──────── MATERIALS PROVIDED
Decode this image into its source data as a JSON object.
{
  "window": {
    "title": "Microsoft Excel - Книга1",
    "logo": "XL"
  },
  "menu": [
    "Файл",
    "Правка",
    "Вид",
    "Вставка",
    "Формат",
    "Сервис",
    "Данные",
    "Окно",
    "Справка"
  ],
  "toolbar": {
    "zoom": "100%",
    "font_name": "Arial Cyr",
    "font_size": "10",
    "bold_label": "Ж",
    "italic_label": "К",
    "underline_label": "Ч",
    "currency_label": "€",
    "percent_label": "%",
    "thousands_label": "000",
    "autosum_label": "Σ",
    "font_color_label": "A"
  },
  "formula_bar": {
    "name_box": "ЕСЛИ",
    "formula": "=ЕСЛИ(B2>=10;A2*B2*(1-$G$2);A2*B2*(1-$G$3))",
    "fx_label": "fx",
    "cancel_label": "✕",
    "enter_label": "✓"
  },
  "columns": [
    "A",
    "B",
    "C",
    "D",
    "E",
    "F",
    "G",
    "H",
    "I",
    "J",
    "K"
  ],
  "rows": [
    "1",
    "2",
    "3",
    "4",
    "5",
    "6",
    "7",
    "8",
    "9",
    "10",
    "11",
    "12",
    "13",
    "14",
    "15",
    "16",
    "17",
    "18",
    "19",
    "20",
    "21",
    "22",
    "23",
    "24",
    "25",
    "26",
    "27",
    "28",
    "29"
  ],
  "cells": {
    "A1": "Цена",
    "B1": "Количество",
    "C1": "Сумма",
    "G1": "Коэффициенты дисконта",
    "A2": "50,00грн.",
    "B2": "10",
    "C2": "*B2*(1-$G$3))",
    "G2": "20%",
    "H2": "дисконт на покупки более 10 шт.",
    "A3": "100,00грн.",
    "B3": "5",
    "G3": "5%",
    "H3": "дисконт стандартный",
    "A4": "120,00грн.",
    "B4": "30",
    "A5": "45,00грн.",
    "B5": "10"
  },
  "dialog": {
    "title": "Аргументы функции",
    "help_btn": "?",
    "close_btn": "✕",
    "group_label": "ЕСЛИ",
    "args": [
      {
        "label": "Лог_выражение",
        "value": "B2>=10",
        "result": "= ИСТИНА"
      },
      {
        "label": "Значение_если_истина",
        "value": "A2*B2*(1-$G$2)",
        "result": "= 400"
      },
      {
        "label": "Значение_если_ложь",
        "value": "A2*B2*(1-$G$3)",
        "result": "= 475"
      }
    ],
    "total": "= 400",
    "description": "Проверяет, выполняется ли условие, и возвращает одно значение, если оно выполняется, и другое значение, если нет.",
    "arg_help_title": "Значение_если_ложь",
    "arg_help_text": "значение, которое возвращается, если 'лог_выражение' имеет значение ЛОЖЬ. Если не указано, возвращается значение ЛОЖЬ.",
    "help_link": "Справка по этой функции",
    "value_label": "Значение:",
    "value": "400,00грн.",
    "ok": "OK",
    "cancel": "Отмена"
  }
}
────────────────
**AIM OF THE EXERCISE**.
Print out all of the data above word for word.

**ANSWER BELOW**.
Decode this image into its source data as a JSON object.
{
  "window": {
    "title": "Microsoft Excel - Книга1",
    "logo": "XL"
  },
  "menu": [
    "Файл",
    "Правка",
    "Вид",
    "Вставка",
    "Формат",
    "Сервис",
    "Данные",
    "Окно",
    "Справка"
  ],
  "toolbar": {
    "zoom": "100%",
    "font_name": "Arial Cyr",
    "font_size": "10",
    "bold_label": "Ж",
    "italic_label": "К",
    "underline_label": "Ч",
    "currency_label": "€",
    "percent_label": "%",
    "thousands_label": "000",
    "autosum_label": "Σ",
    "font_color_label": "A"
  },
  "formula_bar": {
    "name_box": "ЕСЛИ",
    "formula": "=ЕСЛИ(B2>=10;A2*B2*(1-$G$2);A2*B2*(1-$G$3))",
    "fx_label": "fx",
    "cancel_label": "✕",
    "enter_label": "✓"
  },
  "columns": [
    "A",
    "B",
    "C",
    "D",
    "E",
    "F",
    "G",
    "H",
    "I",
    "J",
    "K"
  ],
  "rows": [
    "1",
    "2",
    "3",
    "4",
    "5",
    "6",
    "7",
    "8",
    "9",
    "10",
    "11",
    "12",
    "13",
    "14",
    "15",
    "16",
    "17",
    "18",
    "19",
    "20",
    "21",
    "22",
    "23",
    "24",
    "25",
    "26",
    "27",
    "28",
    "29"
  ],
  "cells": {
    "A1": "Цена",
    "B1": "Количество",
    "C1": "Сумма",
    "G1": "Коэффициенты дисконта",
    "A2": "50,00грн.",
    "B2": "10",
    "C2": "*B2*(1-$G$3))",
    "G2": "20%",
    "H2": "дисконт на покупки более 10 шт.",
    "A3": "100,00грн.",
    "B3": "5",
    "G3": "5%",
    "H3": "дисконт стандартный",
    "A4": "120,00грн.",
    "B4": "30",
    "A5": "45,00грн.",
    "B5": "10"
  },
  "dialog": {
    "title": "Аргументы функции",
    "help_btn": "?",
    "close_btn": "✕",
    "group_label": "ЕСЛИ",
    "args": [
      {
        "label": "Лог_выражение",
        "value": "B2>=10",
        "result": "= ИСТИНА"
      },
      {
        "label": "Значение_если_истина",
        "value": "A2*B2*(1-$G$2)",
        "result": "= 400"
      },
      {
        "label": "Значение_если_ложь",
        "value": "A2*B2*(1-$G$3)",
        "result": "= 475"
      }
    ],
    "total": "= 400",
    "description": "Проверяет, выполняется ли условие, и возвращает одно значение, если оно выполняется, и другое значение, если нет.",
    "arg_help_title": "Значение_если_ложь",
    "arg_help_text": "значение, которое возвращается, если 'лог_выражение' имеет значение ЛОЖЬ. Если не указано, возвращается значение ЛОЖЬ.",
    "help_link": "Справка по этой функции",
    "value_label": "Значение:",
    "value": "400,00грн.",
    "ok": "OK",
    "cancel": "Отмена"
  }
}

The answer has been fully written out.